On October 6, 1965, the Los Angeles Dodgers were in Minnesota taking on the Twins in game one of the World Series. Scheduled to take the mound for the Dodgers was their ace, Cy Young Award-winner Sandy Koufax. But Koufax, being Jewish, shocked the nation by refusing to pitch in order to observe Yom Kippur, which fell on the same day. This act of courage garnered the respect and admiration of many Jewish Americans and drew criticism from other circles. Suddenly, the holiday of Yom Kippur received widespread attention and Jews everywhere felt a sense of pride for their heritage and had great respect for Sandy Koufax for his commitment to Jewish principle. Koufax was not the first Jewish baseball player to decline playing on Yom Kippur however. Hank Greenberg, the great homerun slugger for the Detroit Tigers, sat out a game while in a tense pennant race in 1934. Yet somehow it is Sandy Koufax who remains the most famous Jewish athlete who wouldn’t compromise his religious values for the game.
A bit more about Sandy Koufax…
Koufax was born Sanford Braun on December 30, 1935 and was raised in Brooklyn, New York. His parents divorced when he was three, so he took the name of his stepfather, Irving Koufax. Sandy excelled on the basketball court as a teenager and played for a team at the local Jewish Community Center. While pitching in high school, Brooklyn Dodgers scout Al Campanis asked Koufax to come to Ebbets Field for a tryout and was amazed saying, “There are two times in my life the hairs on my arms stood up: The first time I saw the Sistine Chapel and the first time I saw Sandy Koufax throw a fastball.”

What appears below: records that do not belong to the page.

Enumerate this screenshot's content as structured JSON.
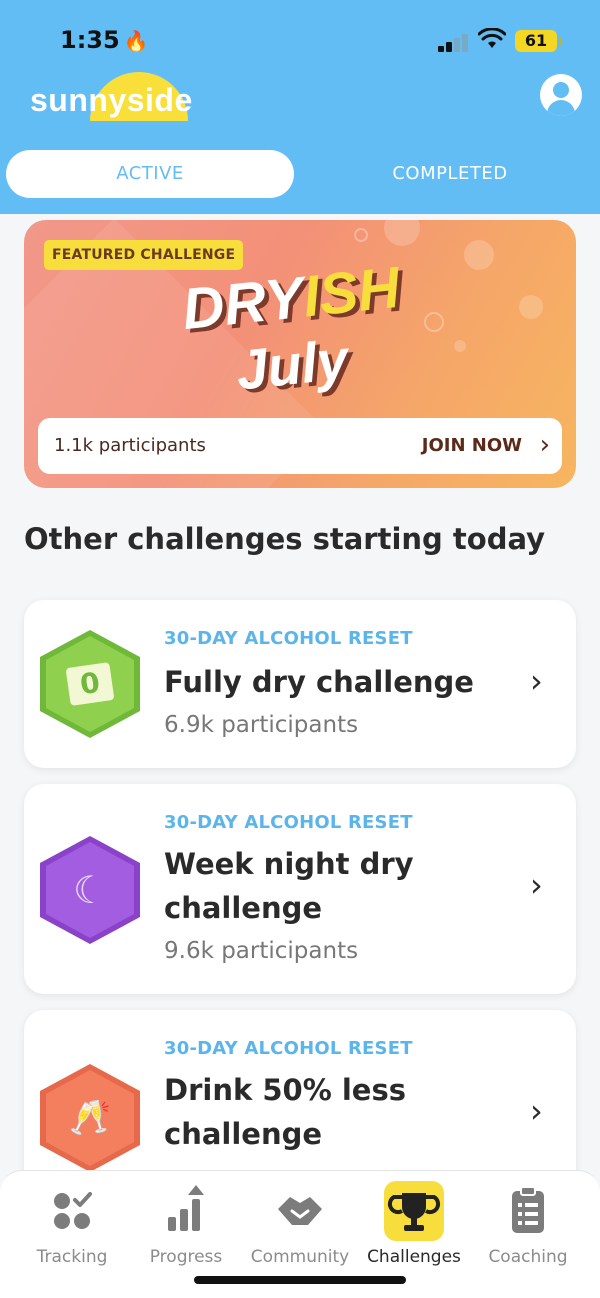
{
  "status_bar": {
    "time": "1:35",
    "battery": "61"
  },
  "header": {
    "logo_text": "sunnyside",
    "tabs": [
      {
        "label": "ACTIVE",
        "selected": true
      },
      {
        "label": "COMPLETED",
        "selected": false
      }
    ]
  },
  "featured": {
    "badge": "FEATURED CHALLENGE",
    "title_part1": "DRY",
    "title_part2": "ISH",
    "title_line2": "July",
    "participants": "1.1k participants",
    "cta": "JOIN NOW"
  },
  "section_title": "Other challenges starting today",
  "challenges": [
    {
      "kicker": "30-DAY ALCOHOL RESET",
      "title": "Fully dry challenge",
      "participants": "6.9k participants",
      "icon": "calendar-zero-icon",
      "color": "#8fd14f"
    },
    {
      "kicker": "30-DAY ALCOHOL RESET",
      "title": "Week night dry challenge",
      "participants": "9.6k participants",
      "icon": "moon-clouds-icon",
      "color": "#a25de0"
    },
    {
      "kicker": "30-DAY ALCOHOL RESET",
      "title": "Drink 50% less challenge",
      "participants": "",
      "icon": "wine-glasses-icon",
      "color": "#f47f5e"
    }
  ],
  "tabbar": {
    "items": [
      {
        "label": "Tracking",
        "icon": "tracking-icon",
        "active": false
      },
      {
        "label": "Progress",
        "icon": "progress-icon",
        "active": false
      },
      {
        "label": "Community",
        "icon": "handshake-icon",
        "active": false
      },
      {
        "label": "Challenges",
        "icon": "trophy-icon",
        "active": true
      },
      {
        "label": "Coaching",
        "icon": "clipboard-icon",
        "active": false
      }
    ]
  },
  "colors": {
    "header": "#63bdf5",
    "accent_yellow": "#f8de3c",
    "kicker_blue": "#5bb5ea"
  }
}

Koufax was soon signed by the Dodgers and took the place of then mediocre relief pitcher and future Dodger manager Tommy Lasorda. From 1955-1960, Koufax was relegated to a small role on the team and posted only modest numbers. After the 1960 season, Koufax began an intense workout schedule and fixed some of the hitches in his delivery. The 1961 season was a breakout year for Koufax and he became an all-star pitcher and broke Christy Mathewson’s National League strikeout record. Koufax would come to dominate baseball over the next five seasons. He won the Cy Young Award three times, pitched three no-hitters (including a perfect game in ‘65) and led the now Los Angeles Dodgers to World Series victories in ’63 and ’65, and a loss in ’66. Plagued by an arthritic left elbow, Koufax was forced into retirement after the 1966 season. Koufax left the game after an incredible season in which he posted a 27-9 record and a 1.73 ERA.
After retirement, Koufax worked as a baseball announcer for NBC for six seasons and was elected into the Baseball Hall of Fame in 1972. In April 2007, more than four decades after his retirement from baseball, Koufax was the final player chosen in the inaugural Israel Baseball League draft by the Modi’in Miracle. The Miracle’s manager, Art Shamsky, said, “It’s been 41 years between starts for him. If he’s rested and ready to take the mound again, we want him on our team.” Koufax declined to join the Miracle, despite the fact that he would have been working on 14,875 days rest.